Supplied material:
....

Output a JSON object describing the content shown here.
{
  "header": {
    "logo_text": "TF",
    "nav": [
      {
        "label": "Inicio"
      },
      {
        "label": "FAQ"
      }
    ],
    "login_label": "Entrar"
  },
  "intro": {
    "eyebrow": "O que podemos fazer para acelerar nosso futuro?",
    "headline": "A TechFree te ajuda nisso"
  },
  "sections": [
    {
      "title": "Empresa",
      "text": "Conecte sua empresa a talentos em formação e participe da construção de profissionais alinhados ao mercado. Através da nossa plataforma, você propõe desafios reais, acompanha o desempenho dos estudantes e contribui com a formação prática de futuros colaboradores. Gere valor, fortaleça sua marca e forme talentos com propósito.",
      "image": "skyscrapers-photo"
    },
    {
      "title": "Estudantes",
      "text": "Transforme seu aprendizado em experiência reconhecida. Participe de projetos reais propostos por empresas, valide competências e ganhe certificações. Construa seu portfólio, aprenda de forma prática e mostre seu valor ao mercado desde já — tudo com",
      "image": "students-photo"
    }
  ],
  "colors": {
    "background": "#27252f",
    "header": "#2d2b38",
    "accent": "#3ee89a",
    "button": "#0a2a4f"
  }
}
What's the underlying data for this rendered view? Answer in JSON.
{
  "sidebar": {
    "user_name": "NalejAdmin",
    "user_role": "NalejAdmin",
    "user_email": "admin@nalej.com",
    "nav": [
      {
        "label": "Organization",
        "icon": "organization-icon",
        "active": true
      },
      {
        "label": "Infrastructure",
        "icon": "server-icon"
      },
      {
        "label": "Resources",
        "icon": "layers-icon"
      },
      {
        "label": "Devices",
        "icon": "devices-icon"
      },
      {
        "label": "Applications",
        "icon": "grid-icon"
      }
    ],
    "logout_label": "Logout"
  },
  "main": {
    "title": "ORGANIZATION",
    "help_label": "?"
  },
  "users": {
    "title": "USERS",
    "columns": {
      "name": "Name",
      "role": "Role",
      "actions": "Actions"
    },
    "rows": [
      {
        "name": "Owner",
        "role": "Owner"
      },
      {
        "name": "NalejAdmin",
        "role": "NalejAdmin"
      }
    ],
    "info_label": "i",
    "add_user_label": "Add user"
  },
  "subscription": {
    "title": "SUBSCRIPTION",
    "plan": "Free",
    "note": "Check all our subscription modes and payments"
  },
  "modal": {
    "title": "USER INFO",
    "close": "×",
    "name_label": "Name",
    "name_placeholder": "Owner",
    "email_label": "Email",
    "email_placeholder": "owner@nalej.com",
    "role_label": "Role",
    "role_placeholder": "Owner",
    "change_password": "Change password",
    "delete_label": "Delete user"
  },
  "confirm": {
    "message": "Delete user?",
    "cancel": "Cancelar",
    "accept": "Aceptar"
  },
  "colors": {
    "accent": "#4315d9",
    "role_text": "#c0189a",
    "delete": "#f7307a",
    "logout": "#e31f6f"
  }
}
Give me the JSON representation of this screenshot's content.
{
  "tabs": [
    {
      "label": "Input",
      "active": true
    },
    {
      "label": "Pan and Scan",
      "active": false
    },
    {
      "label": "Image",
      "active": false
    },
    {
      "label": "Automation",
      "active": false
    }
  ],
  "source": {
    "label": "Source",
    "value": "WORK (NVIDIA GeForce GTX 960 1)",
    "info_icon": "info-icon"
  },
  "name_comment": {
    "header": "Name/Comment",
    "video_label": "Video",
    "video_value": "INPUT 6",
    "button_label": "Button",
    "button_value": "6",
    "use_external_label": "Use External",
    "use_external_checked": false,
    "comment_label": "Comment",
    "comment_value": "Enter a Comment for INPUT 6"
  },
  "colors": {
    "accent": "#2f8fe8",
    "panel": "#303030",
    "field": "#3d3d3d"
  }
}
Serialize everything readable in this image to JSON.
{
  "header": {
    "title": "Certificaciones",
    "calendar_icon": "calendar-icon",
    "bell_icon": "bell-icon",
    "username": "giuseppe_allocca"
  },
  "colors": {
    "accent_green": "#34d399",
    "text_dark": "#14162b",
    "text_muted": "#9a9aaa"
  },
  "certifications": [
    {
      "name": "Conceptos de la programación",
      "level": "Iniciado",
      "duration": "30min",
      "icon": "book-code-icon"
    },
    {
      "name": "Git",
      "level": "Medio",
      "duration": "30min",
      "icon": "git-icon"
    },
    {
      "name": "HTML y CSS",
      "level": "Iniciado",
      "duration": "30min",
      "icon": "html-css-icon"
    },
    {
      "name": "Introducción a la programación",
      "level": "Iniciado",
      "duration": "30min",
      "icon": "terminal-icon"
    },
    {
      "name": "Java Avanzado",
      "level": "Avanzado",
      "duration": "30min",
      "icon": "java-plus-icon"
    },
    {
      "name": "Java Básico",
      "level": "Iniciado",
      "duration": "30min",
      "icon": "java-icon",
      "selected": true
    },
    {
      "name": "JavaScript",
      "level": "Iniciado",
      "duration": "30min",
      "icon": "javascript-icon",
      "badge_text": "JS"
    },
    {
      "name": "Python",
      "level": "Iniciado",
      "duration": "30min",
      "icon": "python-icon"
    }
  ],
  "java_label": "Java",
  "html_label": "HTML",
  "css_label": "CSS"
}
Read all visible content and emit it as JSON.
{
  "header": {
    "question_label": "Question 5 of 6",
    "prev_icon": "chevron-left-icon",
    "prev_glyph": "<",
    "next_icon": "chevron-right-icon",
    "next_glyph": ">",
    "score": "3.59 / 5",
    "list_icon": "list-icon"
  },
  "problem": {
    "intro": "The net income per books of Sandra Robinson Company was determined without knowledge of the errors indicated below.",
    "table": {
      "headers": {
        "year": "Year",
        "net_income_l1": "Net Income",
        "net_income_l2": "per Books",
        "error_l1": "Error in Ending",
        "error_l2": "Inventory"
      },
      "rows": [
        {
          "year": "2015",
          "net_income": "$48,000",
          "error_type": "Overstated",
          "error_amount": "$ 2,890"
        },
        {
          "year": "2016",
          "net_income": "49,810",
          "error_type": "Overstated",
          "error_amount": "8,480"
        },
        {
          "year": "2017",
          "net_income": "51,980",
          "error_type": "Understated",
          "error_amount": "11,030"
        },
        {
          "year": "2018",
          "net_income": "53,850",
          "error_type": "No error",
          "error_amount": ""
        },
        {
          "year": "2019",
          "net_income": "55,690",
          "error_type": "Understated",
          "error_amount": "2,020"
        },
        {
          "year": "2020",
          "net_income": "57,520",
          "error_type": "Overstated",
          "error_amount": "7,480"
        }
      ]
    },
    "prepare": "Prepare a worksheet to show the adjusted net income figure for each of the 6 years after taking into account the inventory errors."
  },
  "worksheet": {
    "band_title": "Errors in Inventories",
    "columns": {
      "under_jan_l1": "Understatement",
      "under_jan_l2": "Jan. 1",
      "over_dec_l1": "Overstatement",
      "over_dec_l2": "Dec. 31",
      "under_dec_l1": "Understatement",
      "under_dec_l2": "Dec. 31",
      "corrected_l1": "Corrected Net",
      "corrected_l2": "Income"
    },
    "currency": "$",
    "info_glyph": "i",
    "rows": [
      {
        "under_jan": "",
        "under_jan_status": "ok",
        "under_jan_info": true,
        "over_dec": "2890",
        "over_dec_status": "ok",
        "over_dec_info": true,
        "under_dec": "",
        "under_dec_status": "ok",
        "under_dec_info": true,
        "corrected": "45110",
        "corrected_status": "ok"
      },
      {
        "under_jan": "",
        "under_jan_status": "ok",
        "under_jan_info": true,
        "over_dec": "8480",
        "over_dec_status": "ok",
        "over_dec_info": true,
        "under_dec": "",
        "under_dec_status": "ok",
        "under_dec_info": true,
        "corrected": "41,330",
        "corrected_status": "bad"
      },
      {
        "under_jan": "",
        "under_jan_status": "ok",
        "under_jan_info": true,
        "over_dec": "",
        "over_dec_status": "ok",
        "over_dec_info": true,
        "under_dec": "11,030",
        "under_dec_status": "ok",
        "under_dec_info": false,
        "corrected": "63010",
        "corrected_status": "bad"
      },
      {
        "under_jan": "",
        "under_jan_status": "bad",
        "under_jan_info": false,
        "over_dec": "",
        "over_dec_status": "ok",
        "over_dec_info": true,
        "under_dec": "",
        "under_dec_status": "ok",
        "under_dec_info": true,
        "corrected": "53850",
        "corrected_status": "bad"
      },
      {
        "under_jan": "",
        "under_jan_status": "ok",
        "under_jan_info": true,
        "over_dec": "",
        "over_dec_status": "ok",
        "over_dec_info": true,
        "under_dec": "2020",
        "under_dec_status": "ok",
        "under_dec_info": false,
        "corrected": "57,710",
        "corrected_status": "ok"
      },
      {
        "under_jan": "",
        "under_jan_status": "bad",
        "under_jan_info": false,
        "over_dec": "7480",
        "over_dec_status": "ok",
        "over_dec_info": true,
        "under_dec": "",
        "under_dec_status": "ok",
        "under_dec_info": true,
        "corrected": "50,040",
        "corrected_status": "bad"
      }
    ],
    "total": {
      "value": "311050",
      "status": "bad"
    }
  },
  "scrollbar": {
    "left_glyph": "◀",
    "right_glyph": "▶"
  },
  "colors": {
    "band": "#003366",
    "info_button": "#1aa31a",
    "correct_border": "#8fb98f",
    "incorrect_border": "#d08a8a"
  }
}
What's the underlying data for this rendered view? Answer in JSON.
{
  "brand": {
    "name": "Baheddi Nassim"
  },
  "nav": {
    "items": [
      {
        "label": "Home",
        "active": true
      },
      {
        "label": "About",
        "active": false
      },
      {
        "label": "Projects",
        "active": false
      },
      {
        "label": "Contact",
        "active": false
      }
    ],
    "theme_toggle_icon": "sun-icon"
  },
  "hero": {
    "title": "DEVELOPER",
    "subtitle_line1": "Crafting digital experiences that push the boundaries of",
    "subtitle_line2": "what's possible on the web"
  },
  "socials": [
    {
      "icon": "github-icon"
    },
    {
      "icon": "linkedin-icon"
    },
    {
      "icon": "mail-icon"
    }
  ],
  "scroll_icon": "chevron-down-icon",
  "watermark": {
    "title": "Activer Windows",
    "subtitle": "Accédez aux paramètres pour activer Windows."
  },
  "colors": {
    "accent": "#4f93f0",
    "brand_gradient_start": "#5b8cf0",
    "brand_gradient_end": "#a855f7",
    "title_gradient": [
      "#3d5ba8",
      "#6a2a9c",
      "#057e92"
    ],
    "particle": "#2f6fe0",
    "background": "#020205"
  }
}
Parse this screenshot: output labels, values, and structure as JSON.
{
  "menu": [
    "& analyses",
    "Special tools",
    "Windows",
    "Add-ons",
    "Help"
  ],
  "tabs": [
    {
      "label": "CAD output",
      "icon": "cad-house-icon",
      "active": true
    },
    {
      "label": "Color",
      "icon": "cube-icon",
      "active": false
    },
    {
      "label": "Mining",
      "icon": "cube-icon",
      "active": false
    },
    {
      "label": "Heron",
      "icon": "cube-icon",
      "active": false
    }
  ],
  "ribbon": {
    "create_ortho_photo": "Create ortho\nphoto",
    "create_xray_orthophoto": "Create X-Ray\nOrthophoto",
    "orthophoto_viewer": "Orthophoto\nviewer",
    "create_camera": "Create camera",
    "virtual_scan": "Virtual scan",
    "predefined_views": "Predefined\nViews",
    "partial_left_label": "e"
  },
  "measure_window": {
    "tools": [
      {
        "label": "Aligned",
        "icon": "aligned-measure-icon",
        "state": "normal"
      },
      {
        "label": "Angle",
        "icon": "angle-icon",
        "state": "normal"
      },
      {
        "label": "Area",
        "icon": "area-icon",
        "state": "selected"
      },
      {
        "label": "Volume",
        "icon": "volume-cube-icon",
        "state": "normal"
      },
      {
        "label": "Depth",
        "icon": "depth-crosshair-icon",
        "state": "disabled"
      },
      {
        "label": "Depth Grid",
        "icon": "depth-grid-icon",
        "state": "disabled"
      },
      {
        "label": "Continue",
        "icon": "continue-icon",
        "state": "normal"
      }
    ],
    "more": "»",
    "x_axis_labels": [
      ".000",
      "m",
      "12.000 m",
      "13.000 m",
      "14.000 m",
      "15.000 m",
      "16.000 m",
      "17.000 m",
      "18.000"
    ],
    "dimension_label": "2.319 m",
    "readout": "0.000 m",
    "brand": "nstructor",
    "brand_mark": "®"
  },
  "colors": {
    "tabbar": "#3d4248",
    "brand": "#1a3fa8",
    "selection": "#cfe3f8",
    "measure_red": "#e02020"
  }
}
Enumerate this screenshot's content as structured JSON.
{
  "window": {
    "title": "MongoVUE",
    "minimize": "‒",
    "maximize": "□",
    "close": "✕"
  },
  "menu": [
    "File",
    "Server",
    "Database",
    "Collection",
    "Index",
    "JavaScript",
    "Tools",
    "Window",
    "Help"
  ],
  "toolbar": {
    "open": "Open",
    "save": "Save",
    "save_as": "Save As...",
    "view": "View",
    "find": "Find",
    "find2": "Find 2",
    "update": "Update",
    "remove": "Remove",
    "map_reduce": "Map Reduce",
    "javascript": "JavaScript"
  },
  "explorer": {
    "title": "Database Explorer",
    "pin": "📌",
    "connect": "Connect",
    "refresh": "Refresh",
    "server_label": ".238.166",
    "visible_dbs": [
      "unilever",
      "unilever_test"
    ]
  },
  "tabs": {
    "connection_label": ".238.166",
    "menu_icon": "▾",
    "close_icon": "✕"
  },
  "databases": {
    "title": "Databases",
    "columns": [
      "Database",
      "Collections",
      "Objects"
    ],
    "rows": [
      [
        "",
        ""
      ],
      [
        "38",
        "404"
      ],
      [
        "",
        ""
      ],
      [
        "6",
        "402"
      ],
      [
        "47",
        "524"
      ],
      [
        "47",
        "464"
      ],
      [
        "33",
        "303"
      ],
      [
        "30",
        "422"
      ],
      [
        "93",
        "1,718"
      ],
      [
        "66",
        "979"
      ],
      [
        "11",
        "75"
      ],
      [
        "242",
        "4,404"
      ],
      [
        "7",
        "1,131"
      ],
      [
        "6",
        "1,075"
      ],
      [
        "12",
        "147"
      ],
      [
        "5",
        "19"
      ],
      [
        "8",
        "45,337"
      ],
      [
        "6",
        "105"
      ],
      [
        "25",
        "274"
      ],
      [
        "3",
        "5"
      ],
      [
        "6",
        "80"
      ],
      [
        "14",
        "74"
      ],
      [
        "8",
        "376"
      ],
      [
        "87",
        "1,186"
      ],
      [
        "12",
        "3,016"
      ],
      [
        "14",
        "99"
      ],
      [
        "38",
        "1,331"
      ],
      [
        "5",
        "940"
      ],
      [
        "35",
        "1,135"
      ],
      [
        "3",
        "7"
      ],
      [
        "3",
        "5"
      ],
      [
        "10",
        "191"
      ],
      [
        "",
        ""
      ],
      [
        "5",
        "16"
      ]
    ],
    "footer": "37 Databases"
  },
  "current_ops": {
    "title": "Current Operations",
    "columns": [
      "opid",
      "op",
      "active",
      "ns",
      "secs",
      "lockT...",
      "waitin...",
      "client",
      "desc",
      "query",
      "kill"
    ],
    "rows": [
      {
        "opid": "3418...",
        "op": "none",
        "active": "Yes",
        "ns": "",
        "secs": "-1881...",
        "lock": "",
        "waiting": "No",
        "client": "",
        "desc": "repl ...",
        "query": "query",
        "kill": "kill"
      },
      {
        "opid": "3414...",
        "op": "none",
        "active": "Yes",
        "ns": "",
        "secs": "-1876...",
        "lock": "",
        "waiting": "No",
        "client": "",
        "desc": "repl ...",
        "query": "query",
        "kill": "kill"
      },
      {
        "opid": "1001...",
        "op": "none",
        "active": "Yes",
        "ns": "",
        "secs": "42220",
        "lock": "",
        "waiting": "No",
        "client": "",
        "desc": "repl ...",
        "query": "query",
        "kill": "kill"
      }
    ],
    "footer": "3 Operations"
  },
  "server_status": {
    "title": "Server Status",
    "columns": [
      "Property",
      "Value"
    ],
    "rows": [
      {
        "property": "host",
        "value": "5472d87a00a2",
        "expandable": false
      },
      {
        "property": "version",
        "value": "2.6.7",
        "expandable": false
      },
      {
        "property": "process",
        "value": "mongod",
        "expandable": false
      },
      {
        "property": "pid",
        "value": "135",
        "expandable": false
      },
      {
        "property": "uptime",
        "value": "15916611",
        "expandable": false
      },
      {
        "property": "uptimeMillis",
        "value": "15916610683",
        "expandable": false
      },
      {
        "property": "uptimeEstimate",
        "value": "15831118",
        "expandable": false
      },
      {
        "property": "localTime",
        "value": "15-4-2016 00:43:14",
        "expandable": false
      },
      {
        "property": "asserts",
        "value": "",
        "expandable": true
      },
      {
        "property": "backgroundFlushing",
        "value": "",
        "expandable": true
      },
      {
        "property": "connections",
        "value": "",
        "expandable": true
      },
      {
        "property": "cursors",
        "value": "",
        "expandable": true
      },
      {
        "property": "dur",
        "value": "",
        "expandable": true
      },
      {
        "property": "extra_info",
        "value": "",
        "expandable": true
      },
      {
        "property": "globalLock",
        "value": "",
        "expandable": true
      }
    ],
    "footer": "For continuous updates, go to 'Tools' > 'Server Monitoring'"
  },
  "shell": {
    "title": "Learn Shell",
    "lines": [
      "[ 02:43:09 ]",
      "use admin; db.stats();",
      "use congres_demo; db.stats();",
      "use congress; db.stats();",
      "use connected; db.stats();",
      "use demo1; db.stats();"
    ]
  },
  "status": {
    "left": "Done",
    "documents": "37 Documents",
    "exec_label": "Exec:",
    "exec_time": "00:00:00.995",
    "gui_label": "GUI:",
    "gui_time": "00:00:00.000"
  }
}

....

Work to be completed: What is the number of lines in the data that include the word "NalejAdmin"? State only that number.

Written reply: 4